The Environmental Protection Agency created the AQI to help people quickly understand the health risk of air quality. They extrapolate from NO2, CO2 and PMx to calculate an index value for the last 12 hours. I’ve calculated a 39.8% reduction in AQI measurements from vehicles emissions. It’s clear transportation has a direct impact on air quality. Based on data from CalTrans, 10 million vehicles operated in normal conditions this time last year on Bay Area roads. Due to shelter in place, 70% of vehicles are no longer operating daily. That 70% has a 30% impact on AQI, where the last 9.8% comes from industry. To maintain current air quality, a total of 73% of vehicles need to convert to electric.

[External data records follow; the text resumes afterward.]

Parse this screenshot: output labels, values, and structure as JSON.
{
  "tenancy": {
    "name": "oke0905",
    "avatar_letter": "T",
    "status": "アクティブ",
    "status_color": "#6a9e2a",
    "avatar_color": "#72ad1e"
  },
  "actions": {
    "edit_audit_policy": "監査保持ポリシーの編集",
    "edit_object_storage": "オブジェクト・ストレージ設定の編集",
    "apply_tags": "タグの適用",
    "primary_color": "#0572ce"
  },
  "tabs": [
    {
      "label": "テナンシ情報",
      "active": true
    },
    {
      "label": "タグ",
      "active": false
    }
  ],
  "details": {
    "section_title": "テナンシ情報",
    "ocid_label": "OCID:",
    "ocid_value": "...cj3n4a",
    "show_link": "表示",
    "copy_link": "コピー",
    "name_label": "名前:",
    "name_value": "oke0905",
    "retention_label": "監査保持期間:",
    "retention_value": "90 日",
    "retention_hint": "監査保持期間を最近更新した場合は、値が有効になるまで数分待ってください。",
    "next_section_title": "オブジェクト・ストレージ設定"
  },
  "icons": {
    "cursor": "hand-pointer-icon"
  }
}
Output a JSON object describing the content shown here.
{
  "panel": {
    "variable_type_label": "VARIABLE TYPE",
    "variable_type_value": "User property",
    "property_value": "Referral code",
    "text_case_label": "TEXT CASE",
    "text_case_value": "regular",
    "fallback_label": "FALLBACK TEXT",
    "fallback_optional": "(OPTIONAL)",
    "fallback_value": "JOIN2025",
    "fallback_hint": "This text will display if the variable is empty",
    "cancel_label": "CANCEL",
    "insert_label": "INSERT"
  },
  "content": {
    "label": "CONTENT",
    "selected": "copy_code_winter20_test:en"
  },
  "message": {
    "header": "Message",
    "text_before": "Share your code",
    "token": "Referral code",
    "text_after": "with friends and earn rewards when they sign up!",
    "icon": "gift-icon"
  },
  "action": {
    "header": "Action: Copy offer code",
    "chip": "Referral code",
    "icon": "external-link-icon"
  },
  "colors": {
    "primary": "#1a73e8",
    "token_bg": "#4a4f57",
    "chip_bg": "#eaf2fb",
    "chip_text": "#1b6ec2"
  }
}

Maps from Descartes Labs, a data analytics company, use satellite data to track the steep changes in air quality. In March and the first week of April, NO2 pollution fell around 19% in Seattle compared to the same period last year. In New York, it fell 22%; in Denver, 15%; in Los Angeles, 33%. As the virus spreads around other parts of the world, some cities are seeing even steeper declines. In India, where 1.3 billion people are now under lockdown, the capital of New Delhi has seen 70% drops in both nitrogen dioxide pollution and PM 2.5. Seeing such a drastic drop in places like New Dehli, that have no vehicle air quality requirements, shows that this concept applies globally, with varying levels of impact based on regulated vehicle efficiencies.

Regardless of whether you take on climate change, or internal combustion vs electric vehicles, it makes sense to have a large majority of the transportation network operating on electricity. The goal is to get to 100% electric vehicle transportation and reduce emissions as much as possible as our world population continues to increase. COVID-19 has given us a glimpse of what is possible by converting a small part of our fleet to electric vehicles. With clear skies, sheltered at home means we don’t get to enjoy them. As life slowly returns to normal over the next few months, please consider switching to an electric vehicle to help save more lives, just like you staying home during these times is saving lives now.

Sources

  1. https://www.who.int/airpollution/ambient/health-impacts/en/
  2. https://www.who.int/gard/publications/The_Global_Impact_of_Respiratory_Disease.pdf
  3. https://www.carbonbrief.org/factcheck-how-electric-vehicles-help-to-tackle-climate-change
  4. https://www.nytimes.com/2020/04/07/climate/air-pollution-coronavirus-covid.html
  5. https://www.epa.gov/ghgemissions/global-greenhouse-gas-emissions-data
  6. https://www.fastcompany.com/90489321/these-8-maps-show-the-massive-drop-in-smog-caused-by-the-coronavirus
  7. https://www.epa.gov/greenvehicles/greenhouse-gas-emissions-typical-passenger-vehicle